Long Life: Low Energy RIBA Exhibition featuring Hyper-local design by Duncan Baker Brown.

Long Life Low Energy Exhibition opens at Portland Place on 8th November. The exhibition demonstrates how the principles of the circular economy can help create more sustainable, net zero architecture for the future.

Presented in three sections, with RIBA Collections material on show, the exhibition discusses the culture of demolition, presents recent examples of best practice retrofit and reuse, and gives a glimpse into the near future with research and ideas into a circular economy of architecture, where buildings would no longer be linear in terms of lifespan.

Below Duncan Baker Brown talks about the work from his Practice, BakerBrown that is being showcased in this important exhibition.

Transportation during construction can add to a building’s embodied carbon footprint. Even when specifying a renewable material, the distances between manufacturer, supplier and building site can have a significant environmental impact. In contrast, hyper-local design helps keep transportation distances to a minimum, utilising materials sourced from the immediate surroundings.

 Two current projects by BakerBrown, demonstrate the principles of hyper-local in practice. Central to each design process is the creation of a resource map to determine the potential for local production, with all main construction and decorative materials drawn directly from the sites themselves or the neighbouring Sussex countryside.

 The research has yielded several under-utilised or imperfect materials, with others sourced from renewable or food waste streams. This circular approach considers the whole life of each building component and surface, seeking to eliminate unnecessary layers, maintaining the value and primary use of the material for as long as possible.

 1. Resource mapping
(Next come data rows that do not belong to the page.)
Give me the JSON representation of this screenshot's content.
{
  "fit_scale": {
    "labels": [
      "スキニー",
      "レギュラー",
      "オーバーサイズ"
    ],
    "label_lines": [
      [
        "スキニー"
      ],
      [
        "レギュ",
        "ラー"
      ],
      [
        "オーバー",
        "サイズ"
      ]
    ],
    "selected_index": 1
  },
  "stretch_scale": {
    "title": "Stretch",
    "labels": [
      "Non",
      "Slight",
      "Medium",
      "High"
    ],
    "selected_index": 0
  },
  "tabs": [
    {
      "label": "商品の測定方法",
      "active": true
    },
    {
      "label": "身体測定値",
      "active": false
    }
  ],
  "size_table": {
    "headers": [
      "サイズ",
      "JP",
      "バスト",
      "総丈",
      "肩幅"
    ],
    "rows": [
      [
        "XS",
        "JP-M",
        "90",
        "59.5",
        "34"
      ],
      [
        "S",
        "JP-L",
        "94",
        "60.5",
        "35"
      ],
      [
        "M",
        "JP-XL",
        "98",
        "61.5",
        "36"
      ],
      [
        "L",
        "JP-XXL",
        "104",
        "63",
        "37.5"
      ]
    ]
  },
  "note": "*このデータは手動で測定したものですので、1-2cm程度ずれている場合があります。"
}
This technique surveys the site itself for materials and can include a whole building, or parts thereof, that are appropriate for reuse or recycling. If the project needs more than the site can provide, then the neighbouring environs can be considered, at a radius of 5km, then 10km and so on.

 Glyndebourne resource map: BakerBrown, 2021
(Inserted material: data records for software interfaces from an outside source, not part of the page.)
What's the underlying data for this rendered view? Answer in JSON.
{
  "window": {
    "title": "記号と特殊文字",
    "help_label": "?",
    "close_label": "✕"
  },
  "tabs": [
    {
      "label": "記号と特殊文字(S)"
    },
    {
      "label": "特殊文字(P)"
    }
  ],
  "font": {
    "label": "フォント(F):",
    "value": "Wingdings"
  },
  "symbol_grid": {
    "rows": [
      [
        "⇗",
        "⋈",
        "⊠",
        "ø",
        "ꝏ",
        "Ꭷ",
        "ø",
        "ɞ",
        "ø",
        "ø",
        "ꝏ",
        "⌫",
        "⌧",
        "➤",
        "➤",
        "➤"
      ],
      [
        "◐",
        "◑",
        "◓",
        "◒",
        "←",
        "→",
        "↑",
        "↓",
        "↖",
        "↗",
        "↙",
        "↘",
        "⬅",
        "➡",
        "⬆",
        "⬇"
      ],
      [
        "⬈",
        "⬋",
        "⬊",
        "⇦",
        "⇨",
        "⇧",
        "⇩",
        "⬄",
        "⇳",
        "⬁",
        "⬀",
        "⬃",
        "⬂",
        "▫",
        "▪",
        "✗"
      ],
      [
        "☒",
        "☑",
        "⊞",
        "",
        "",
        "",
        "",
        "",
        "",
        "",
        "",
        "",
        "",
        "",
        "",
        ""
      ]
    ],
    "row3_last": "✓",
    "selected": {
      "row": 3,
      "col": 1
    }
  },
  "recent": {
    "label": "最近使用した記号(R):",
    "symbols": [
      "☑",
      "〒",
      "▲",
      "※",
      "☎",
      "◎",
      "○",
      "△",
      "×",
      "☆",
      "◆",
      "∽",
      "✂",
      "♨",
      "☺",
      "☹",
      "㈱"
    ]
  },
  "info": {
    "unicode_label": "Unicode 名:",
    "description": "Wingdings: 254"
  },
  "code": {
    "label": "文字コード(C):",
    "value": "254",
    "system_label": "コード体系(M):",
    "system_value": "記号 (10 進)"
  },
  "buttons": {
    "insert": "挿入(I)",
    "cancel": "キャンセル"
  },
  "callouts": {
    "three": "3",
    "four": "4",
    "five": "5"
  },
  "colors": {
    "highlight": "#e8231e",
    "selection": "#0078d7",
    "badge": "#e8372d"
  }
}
 Streat Hill resource map: BakerBrown, 2021

 2. Material diversity

A new croquet pavilion at Glyndebourne Opera House and a new Farmhouse at Streat Hill have utilised this approach throughout. The resource maps yielded a diverse range of reusable materials, including brick and aggregate from previous buildings, local chalk, food waste, including seafood shells, and waste glass and cork from wine bottles.

 Material samples and products: BakerBrown / Local Works Studio, 2022

 3. Structural reuse

Designed with future deconstruction in mind, both the pavilion and farmhouse have wood and steel components bolted together for easy disassembly and reuse. At Glyndebourne the timber has been sourced from ash trees felled on site due to natural dieback, processed locally into glue-laminated beams and columns.

 Glyndebourne pavilion structural scheme: BakerBrown / Elliot Wood, 2021


4. Local colour and texture 

Set into a hillside in the South Downs National Park, the farmhouse will use feature external brick mortars and internal plasters produced from graded waste and chalk aggregates. These are blended with straw from local farmers or brick and tile aggregate to give subtle variations in colour and texture. 

 Streat Hill Farmhouse site plan: BakerBrown, 2022

 Material samples and tiles: BakerBrown / Local Works Studio, 2022